RCL Year B, Proper 24 (Alternate Readings)
Isaiah 53:4-12, Psalm 91:9-16, Hebrews 5:1-10, Saint Mark 10:35-45

There the disciples go again. It was just a month ago, by the calendar, and it was just a chapter ago, by the Gospel, that the disciples were doing just about what they are doing in today’s Gospel.

Then, they were arguing with one another about who is the greatest among them. I said in the homily that day that “they are dividing the glory and honor among them, just as the soldiers divide Jesus’ garments at the foot of the cross.”

Today, they are up to about the same thing, except it is worse. They are grasping for a little more today than they were then. James and John, the sons of Zebedee, want Jesus, in his glory, to put one of them at his right hand and the other of them at his left hand. This would mean putting Peter and Andrew further down the line. This does mean that there is a rivalry between the two pairs of brothers among the disciples.

Jesus has to teach today the same lesson that he taught a month ago, a chapter ago, depending on the reckoning you use. Then Jesus said, “Whoever wants to be first must be last of all and servant of all.”[1] Today, he goes much further: “whoever wishes to be first among you must be slave of all. For the Son of Man came not to be served but to serve, and to give his life a ransom for many.”[2]

The baptism James and John say they can undergo is Jesus’ death and resurrection for the salvation of the human race. The request of James and John to share in that glory necessarily will require them to share in those sufferings of Jesus’ death. Whatever authority the disciples may be given must, like that of Jesus, be rendered as service to others rather than for personal aggrandizement. James and John are asking to be part of Jesus’ passion and death for the sins of the human race.

That is a tall order. It is more than James and John are aware of asking. They are asking not only to taste their death but to taste the death of others as well. For that is what Jesus offers in his service. They have bitten off more than they can chew.
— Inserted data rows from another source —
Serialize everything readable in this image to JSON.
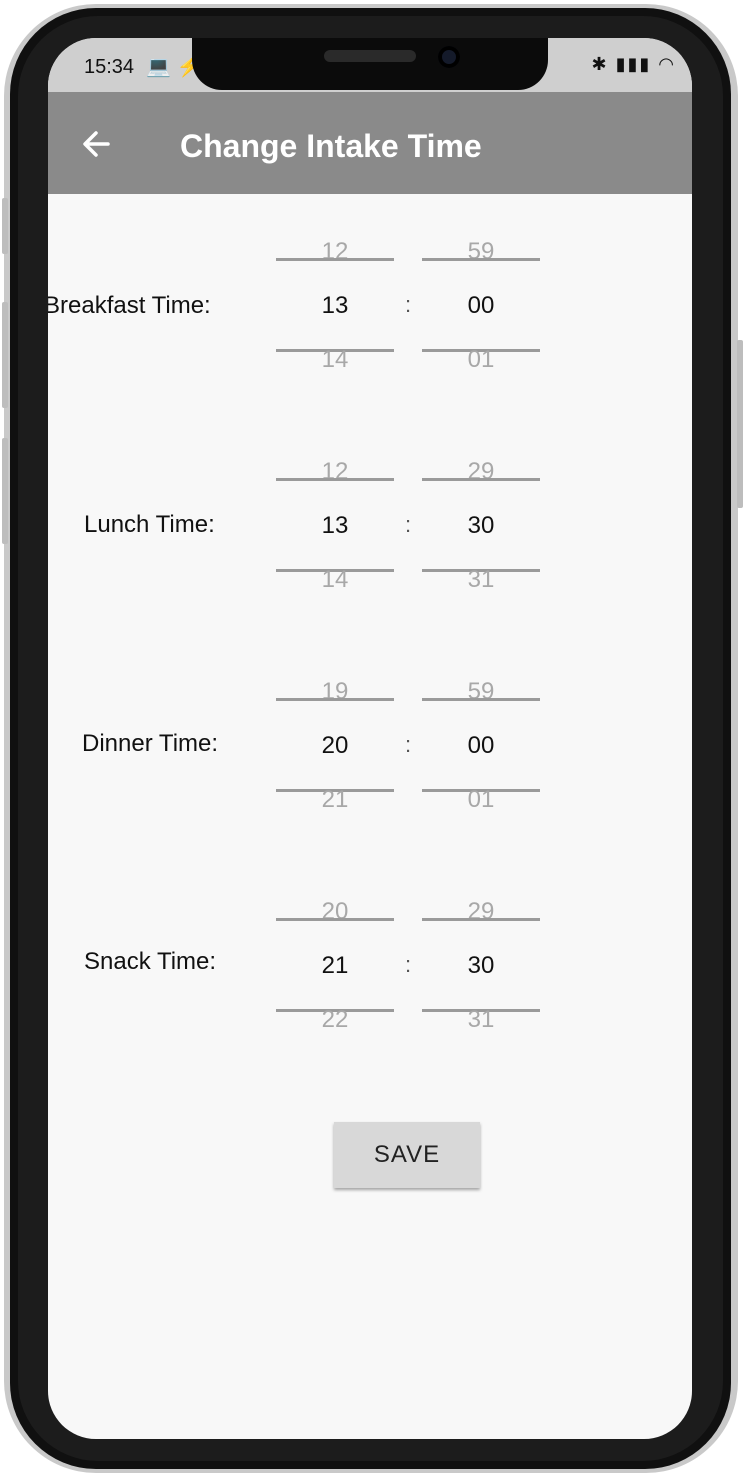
{
  "status_bar": {
    "time": "15:34",
    "left_icons": "💻 ⚡",
    "right_icons": "✱ ▮▮▮ ◠"
  },
  "app_bar": {
    "title": "Change Intake Time",
    "back_icon": "arrow-left-icon"
  },
  "meals": [
    {
      "label": "Breakfast Time:",
      "hour": {
        "prev": "12",
        "current": "13",
        "next": "14"
      },
      "minute": {
        "prev": "59",
        "current": "00",
        "next": "01"
      }
    },
    {
      "label": "Lunch Time:",
      "hour": {
        "prev": "12",
        "current": "13",
        "next": "14"
      },
      "minute": {
        "prev": "29",
        "current": "30",
        "next": "31"
      }
    },
    {
      "label": "Dinner Time:",
      "hour": {
        "prev": "19",
        "current": "20",
        "next": "21"
      },
      "minute": {
        "prev": "59",
        "current": "00",
        "next": "01"
      }
    },
    {
      "label": "Snack Time:",
      "hour": {
        "prev": "20",
        "current": "21",
        "next": "22"
      },
      "minute": {
        "prev": "29",
        "current": "30",
        "next": "31"
      }
    }
  ],
  "separator": ":",
  "save_label": "SAVE",
  "colors": {
    "app_bar": "#8a8a8a",
    "screen_bg": "#f8f8f8",
    "button_bg": "#d8d8d8"
  }
}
About all they can manage is to let Jesus do for them what they cannot do for themselves. If they cannot pay the price for their own sins, how can they possibly pay the price for the sins of others? Their eye exceeds their grasp.

And so it is with many of us. We have grand notions about how valuable we are, about all that we can do, while the only thing before us, the only thing we really have to do, is to let Jesus do for us what we cannot manage to do for ourselves. But if we call upon him, if we ask him to be our Savior, we have exercised to the full our agency as creatures. Did we not together say, “Because you have made the Lord your refuge, * and the Most High your habitation, / There shall no evil happen to you,  neither shall any plague come near your dwelling.”[3]
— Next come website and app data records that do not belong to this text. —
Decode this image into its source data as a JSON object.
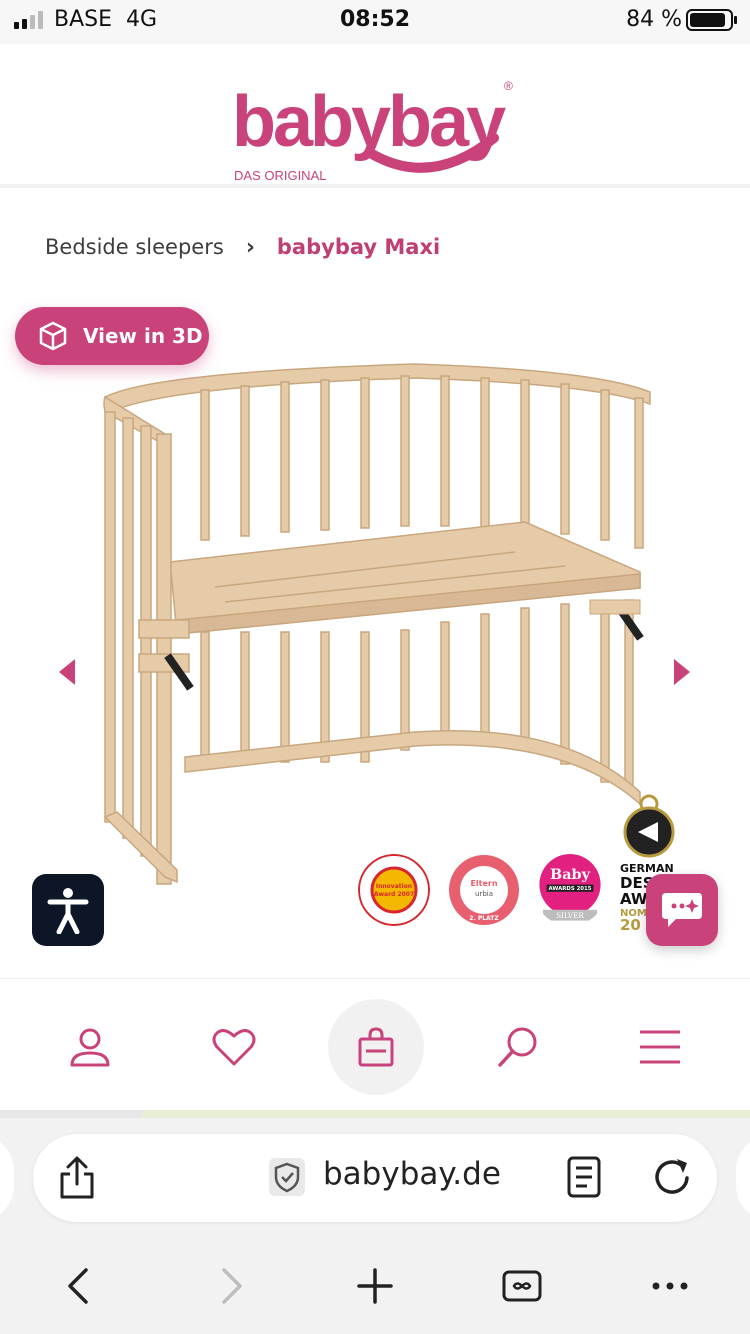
{
  "status_bar": {
    "carrier": "BASE",
    "network": "4G",
    "time": "08:52",
    "battery": "84 %"
  },
  "header": {
    "logo_text": "babybay",
    "logo_tagline": "DAS ORIGINAL",
    "logo_registered": "®"
  },
  "breadcrumb": {
    "parent": "Bedside sleepers",
    "current": "babybay Maxi"
  },
  "product": {
    "view_3d_label": "View in 3D",
    "awards": [
      {
        "name": "kind-jugend-innovation-award",
        "text": "Innovation Award 2007"
      },
      {
        "name": "eltern-consumer-award",
        "text": "Eltern urbia 2. PLATZ"
      },
      {
        "name": "baby-awards-silver",
        "text": "Baby AWARDS 2015 SILVER"
      },
      {
        "name": "german-design-award",
        "text": "GERMAN DESIGN AWARD NOMINEE 20"
      }
    ]
  },
  "bottom_nav": {
    "items": [
      "account-icon",
      "wishlist-icon",
      "cart-icon",
      "search-icon",
      "menu-icon"
    ]
  },
  "browser": {
    "url": "babybay.de"
  },
  "colors": {
    "brand": "#c9437a",
    "brand_dark": "#bf3e73",
    "a11y": "#0d1626"
  }
}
[1] Saint Mark 9:35.

[2] Saint Mark 10:44-45.

[3] Psalm 91:9-10.